Poll lessons from SA
Political analysts believe the trends observed in last week's national election in South Africa will not necessarily be reflected in Namibia.
13 May 2019 | Politics
Experts also believe that the ruling Swapo Party is not immune to plummeting support but pointed out that this will not necessarily translate into victories for local political opposition parties.
The biggest lesson for Namibia they believe is spoilt ballots, and voter stay-aways, especially in the younger generations.
The EFF, which came third in the elections, almost doubled its votes moving up from slightly over 6% in 2014 to 10 % this year.
Political commentator Charles Mubita believes this is a significant achievement given the fact that it is still a new party.
“They capitalised mostly on the failure of the African National Congress (ANC) to deliver and used the Freedom Charter to unseat the ANC, but the EFF failed to really mobilise the students, the universities and the unemployed young people,” he believes.
Mubita cautioned political parties in Namibia not to take voters for granted and to reach out to them to ensure they register and vote.
“And also if we look at the spoilt ballot and the stay-away vote. If you tally some of those ballots you see they qualify for more seats than what some opposition parties got. We need to learn from there and encourage people that it is their democratic right to elect those they want to choose,” he said.
Social commentator Ndumba Kamwanyah, believes that President Cyril Ramaphosa's frank talk about corruption has been his party's saving grace.
He also argues that another factor that contributed to the vibrancy and effectiveness of political campaigning in SA was the presence of a strong civil society.
“Unfortunately here in our country, civil society is very weak. We should invest our energies and efforts into civil society; it will be very good for our democracy,” he said.
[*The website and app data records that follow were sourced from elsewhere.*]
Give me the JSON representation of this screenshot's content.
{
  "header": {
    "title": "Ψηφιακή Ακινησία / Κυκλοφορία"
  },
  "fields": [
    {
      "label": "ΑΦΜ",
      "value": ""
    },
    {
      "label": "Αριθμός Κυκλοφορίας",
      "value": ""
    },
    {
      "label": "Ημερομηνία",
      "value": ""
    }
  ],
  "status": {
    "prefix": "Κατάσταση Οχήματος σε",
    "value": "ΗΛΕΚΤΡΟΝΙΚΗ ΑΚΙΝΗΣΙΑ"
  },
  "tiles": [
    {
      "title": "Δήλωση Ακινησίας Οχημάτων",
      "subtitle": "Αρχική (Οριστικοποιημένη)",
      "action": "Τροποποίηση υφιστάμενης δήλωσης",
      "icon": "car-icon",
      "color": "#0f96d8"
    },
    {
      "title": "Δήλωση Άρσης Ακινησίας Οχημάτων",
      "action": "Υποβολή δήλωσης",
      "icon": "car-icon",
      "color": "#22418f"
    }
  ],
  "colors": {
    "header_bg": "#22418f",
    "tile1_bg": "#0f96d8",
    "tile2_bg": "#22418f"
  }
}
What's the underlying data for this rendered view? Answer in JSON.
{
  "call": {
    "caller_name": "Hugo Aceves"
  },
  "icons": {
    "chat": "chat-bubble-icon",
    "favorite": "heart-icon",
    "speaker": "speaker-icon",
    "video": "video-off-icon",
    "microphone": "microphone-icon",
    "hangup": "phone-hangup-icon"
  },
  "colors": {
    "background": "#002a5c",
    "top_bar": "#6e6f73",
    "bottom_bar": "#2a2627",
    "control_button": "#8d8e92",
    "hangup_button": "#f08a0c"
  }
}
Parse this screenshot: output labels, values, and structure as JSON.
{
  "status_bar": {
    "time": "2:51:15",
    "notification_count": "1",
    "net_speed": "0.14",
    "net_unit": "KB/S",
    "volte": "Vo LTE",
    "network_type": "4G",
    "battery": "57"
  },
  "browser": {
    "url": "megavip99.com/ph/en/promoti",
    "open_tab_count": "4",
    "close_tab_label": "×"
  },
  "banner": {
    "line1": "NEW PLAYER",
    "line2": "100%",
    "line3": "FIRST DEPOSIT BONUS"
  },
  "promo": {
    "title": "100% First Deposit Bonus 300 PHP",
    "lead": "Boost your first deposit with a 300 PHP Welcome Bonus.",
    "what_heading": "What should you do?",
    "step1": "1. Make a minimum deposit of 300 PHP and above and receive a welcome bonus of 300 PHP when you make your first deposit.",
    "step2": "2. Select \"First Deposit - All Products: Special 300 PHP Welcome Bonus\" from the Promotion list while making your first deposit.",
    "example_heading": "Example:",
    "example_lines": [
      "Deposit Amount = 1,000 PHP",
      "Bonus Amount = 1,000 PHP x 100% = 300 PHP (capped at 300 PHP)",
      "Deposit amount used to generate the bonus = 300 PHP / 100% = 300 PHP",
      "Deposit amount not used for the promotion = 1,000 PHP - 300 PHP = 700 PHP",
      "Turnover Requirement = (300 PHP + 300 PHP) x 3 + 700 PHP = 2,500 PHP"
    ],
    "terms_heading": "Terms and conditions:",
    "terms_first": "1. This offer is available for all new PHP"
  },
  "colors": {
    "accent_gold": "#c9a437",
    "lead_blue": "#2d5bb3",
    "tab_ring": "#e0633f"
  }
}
Meanwhile political commentator Henning Melber believes that the South African election results did not differ too much and are 'business as usual'.
He however pointed out that the land question did not feature during the election campaign as prominently as earlier on and that more important issues raised including unemployment and poverty, as well as crime and security.
“This suggests that while land is important, there are other factors which related more closely to the daily life of ordinary citizens especially in the urban centres.
“The EFF did not get as many votes as some had expected, which also shows that the land issue and the racial divide as a priority in its policy agenda did not convince a significant part of the electorate to give them their vote,” said Melber.
He added that it shows that voters generally are more interested in overall stability than in radical populist rhetoric and militant activities, which polarise and radicalise. Another issue Melber pointed out is the liberation gospel and heroic narrative of the struggle generation, which is on a slow decline.
Melber cautioned that while the older generations are remaining largely loyal to the former liberation movement, the majority of voters are now in an age group which does not relate any longer to the struggle days. Instead they measure governance not by a historical achievement claimed to be the sole merit of one party, but by performance of those in government.
“Like Namibia, South Africa is among the countries with the highest inequalities in the world, with unemployment of more than half of the younger generation. So why should they vote for a government which has not brought them any measurable improvement (except for the privileged in the shadows of the new elite)? Rather, they use their civil liberties (which one cannot eat) to articulate protest by not registering as voter or not voting after registration.”